Eggs are good, eggs are bad, just eat the egg whites, no eat the yolks too, for the lutein, oh no - sorry - eggs are bad for you again. Saturated fat is the killer, oh no not anymore, saturated fat is good for you. What the heck are you supposed to believe?? In light of all the seemingly conflicting “evidence”, what do most people do? Yes, you guessed it. They throw up their hands in despair, and say, well I am just going to keep eating what I like to eat until the scientists sort themselves out, and come up with the correct answer. And after all, if I give up ice cream today, I am only going to miss it, and be bummed, when I find out next year, that it is good for me again! This is where the complacency creeps in.
Isn't it funny too, how we all think we eat “pretty well”. So many overweight, unfit women eating salads and yogurt at their desks at work, but snacking at home at night. If I had $5 for every overweight, diabetic, hypertensive man (sorry, in this case it is usually the men) who happily says - I think I am pretty good for my age - I would have retired some time ago.
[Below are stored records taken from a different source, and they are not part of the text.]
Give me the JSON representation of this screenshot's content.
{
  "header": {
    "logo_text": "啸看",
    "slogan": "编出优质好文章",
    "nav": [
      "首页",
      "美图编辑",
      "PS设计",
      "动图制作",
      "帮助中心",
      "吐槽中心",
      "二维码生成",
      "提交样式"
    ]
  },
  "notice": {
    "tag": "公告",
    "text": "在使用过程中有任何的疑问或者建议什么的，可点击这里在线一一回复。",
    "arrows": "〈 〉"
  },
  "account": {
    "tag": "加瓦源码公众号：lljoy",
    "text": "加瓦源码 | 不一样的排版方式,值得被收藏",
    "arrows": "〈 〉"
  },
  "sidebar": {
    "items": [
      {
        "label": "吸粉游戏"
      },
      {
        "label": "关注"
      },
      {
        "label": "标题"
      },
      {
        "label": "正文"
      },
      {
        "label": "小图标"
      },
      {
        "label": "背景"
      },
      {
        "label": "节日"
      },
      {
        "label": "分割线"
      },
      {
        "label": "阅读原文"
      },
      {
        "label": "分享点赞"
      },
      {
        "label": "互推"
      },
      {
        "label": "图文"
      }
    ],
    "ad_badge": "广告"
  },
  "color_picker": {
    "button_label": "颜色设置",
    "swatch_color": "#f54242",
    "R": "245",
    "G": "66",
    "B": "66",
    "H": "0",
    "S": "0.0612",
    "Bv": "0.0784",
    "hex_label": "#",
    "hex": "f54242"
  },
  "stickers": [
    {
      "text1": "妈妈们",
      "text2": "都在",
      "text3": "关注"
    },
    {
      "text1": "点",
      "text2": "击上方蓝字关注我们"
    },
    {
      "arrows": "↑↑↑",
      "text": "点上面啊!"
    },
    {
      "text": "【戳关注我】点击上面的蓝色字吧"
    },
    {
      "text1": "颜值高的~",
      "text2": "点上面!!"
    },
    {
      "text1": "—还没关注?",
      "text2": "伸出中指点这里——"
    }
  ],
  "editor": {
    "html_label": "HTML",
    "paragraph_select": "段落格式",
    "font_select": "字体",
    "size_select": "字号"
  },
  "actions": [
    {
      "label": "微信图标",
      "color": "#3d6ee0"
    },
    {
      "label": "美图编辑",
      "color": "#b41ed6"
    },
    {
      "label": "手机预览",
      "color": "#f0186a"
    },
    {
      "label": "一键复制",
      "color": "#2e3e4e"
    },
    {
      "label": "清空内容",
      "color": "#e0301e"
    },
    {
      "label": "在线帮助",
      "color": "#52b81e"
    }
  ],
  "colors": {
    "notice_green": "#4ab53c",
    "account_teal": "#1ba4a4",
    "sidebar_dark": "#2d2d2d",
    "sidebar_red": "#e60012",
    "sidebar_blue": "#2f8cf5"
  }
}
Reality check, guys - George Clooney is “good for his age”! Ditto, for every man, who fondly pats his huge belly, and confesses rather conspiratorially, that he knows he could “do with losing 5 or ten pounds” when the reality is, that he is well over 50 pounds overweight. Most people, when polled, feel that they eat well most of the time, and just have “occasional treats”.
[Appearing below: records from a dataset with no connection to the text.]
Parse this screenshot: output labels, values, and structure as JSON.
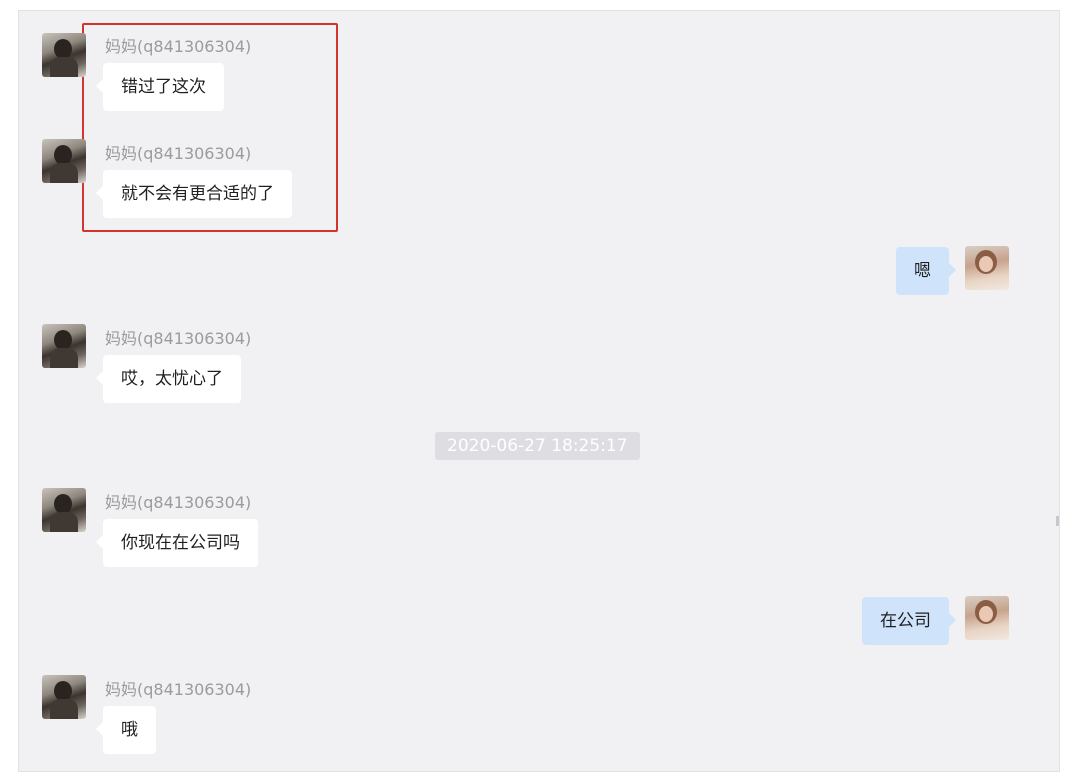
{
  "timestamp": "2020-06-27 18:25:17",
  "messages": [
    {
      "from": "mom",
      "sender": "妈妈(q841306304)",
      "text": "错过了这次"
    },
    {
      "from": "mom",
      "sender": "妈妈(q841306304)",
      "text": "就不会有更合适的了"
    },
    {
      "from": "me",
      "text": "嗯"
    },
    {
      "from": "mom",
      "sender": "妈妈(q841306304)",
      "text": "哎，太忧心了"
    },
    {
      "from": "mom",
      "sender": "妈妈(q841306304)",
      "text": "你现在在公司吗"
    },
    {
      "from": "me",
      "text": "在公司"
    },
    {
      "from": "mom",
      "sender": "妈妈(q841306304)",
      "text": "哦"
    }
  ],
  "colors": {
    "highlight_box": "#d3342f",
    "own_bubble": "#cfe4fb",
    "other_bubble": "#ffffff",
    "chat_background": "#f1f1f3"
  }
}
One of the biggest problems leading to confusion about what to eat, is the focus on individual nutrients as opposed to whole foods. When we go to the grocery story, we are not there to buy nutrients - we are there to buy food. Unfortunately, often we are actually buying food-like substances and not real food at all. We obsessively read labels - as we have been taught to do, but at what cost.? We are now the unwitting victims of the food industry! “Low in fat” - great, must be good for me. “No added sugar” - even better, I know sugar causes cancer. The food industry has spent millions of dollars on packaging. It is well known that boxes with the words ‘Natural’ and differing versions of green on them cause consumers to buy more, feeling that they are doing the right thing for their health. Have a look at the cookie aisle to see what I mean.
This very misleading concept that health is found in a box is promoted by food manufacturers. Even this is a contradiction in terms isn't it!